The Times interviews no-one from Pegida or, indeed, from average Germans, but recur to the usual anti-Pegida crowd: “On Monday, business leaders had joined the swelling chorus against Pegida”  (well, they would, wouldn’t they;  they want a cheap workforce, importing a Reserve Army of the Unemployed to keep the unions in line).

The Times describes Pegida as “murky” -- a purely rhetorical flourish”, and quotes this remarkable dismissal of the marchers:

“For my taste,” Mr. Schneider wrote in the newspaper Die Welt, “the crowd was too white.”

Also, far too German!

For much better coverage, from a mainstream German source, try this:

Another example of the lengths to which the bien-pensants will go, to sweep the popular upswell under the rug:
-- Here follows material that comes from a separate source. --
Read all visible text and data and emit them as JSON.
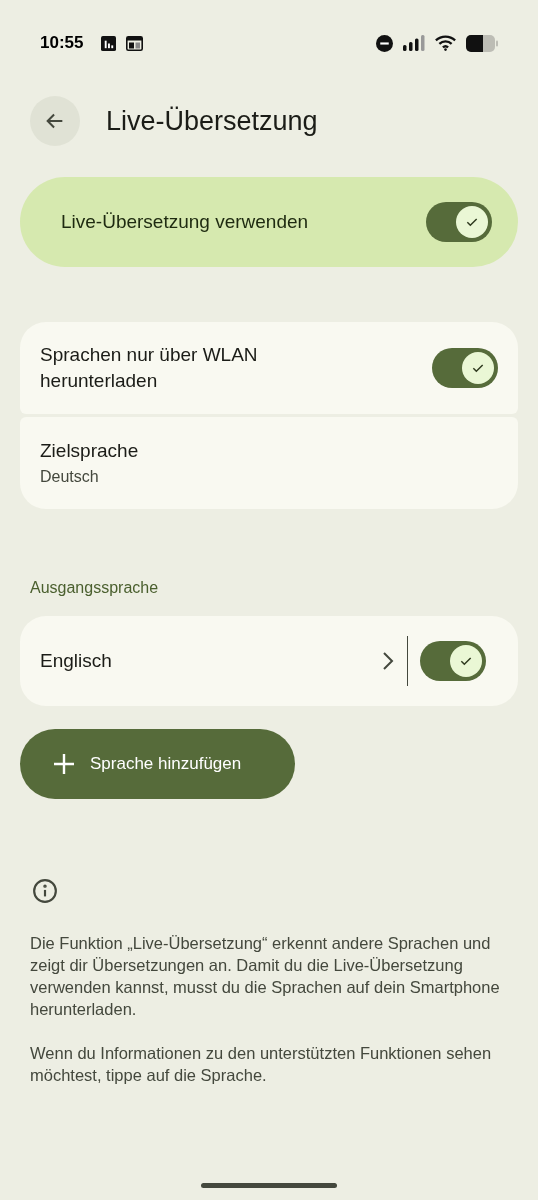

Pünktlich zum Beginn der Kögida-Demonstration um 18.30 Uhr wurde wie angekündigt die Außenbeleuchtung des Kölner Doms ausgeschaltet. Dompropst Norbert Feldhoff wollte verhindern, das eines der bekanntesten deutschen Wahrzeichen den Hintergrund der rechtspopulistischen Demonstration liefern würde.

[Update Monday, 12 January 2015]  And now Legida:

In Leipzig stellten sich am Abend rund 30.000 Menschen dem Aufmarsch des Pegida-Ablegers Legida entgegen.

Likewise Kagida (Kassel), Cegida (Chemnitz).

[Update 8 March 2015]  Another HoGeSa demo in Cologne.  The march monitors wore police-style jackets labeled, amusingly,  "HOOLIZEI"  (i.e., Hooligan Polizei).

[Update 20 March 2015]  The German mania for APO-related syllabic acronyms  proceeds apace.  The latest is Blockupy : from Block (as in Black Block) plus Occupy (Wall Street).

Here they are exercising their right to free speech

They turned out to the numbers of roughly ten thousand, in the staid old banking capital of Frankfurt-am-Main, breaking and burning and sending a hundred cops to the hospital.   Nothing done by Hogesa or Pegida or Legida or any of that, approaches that level of violence, but the bien-pensant press is much more muted in criticizing Blockupy.

[Update 26 July 2015]  And now this ungainly confection:
EnDgAmE : engagierte Demokraten gegen die Amerikanisierung Europas

[Update 23 Sept 2015]
They haven't gone away:

Rund 5000 Menschen haben sich nach Polizeiangaben in Erfurt an einer Demonstration gegen die Asylpolitik von Bundes- und Landesregierung beteiligt. Sie zogen am Mittwoch durch das Zentrum der Thüringer Landeshauptstadt bis zum zentralen Platz der Stadt, dem Anger.

A reader comments:

Bei PEGIDA waren letzten Montag in Dresden nach meiner Überschlags-Zählung auf dem youtube-Video mehr als 15.000 Menschen dabei (die Polizei gibt offenbar keine offiziellen Zahlen mehr heraus).

Warum herrscht darüber totale Stille im Blätterwald?

1 comment:

  1. The core of the matter:

    "The fact is, Germany has long been unwisely importing problems from abroad; and now is too frightened to do anything about it."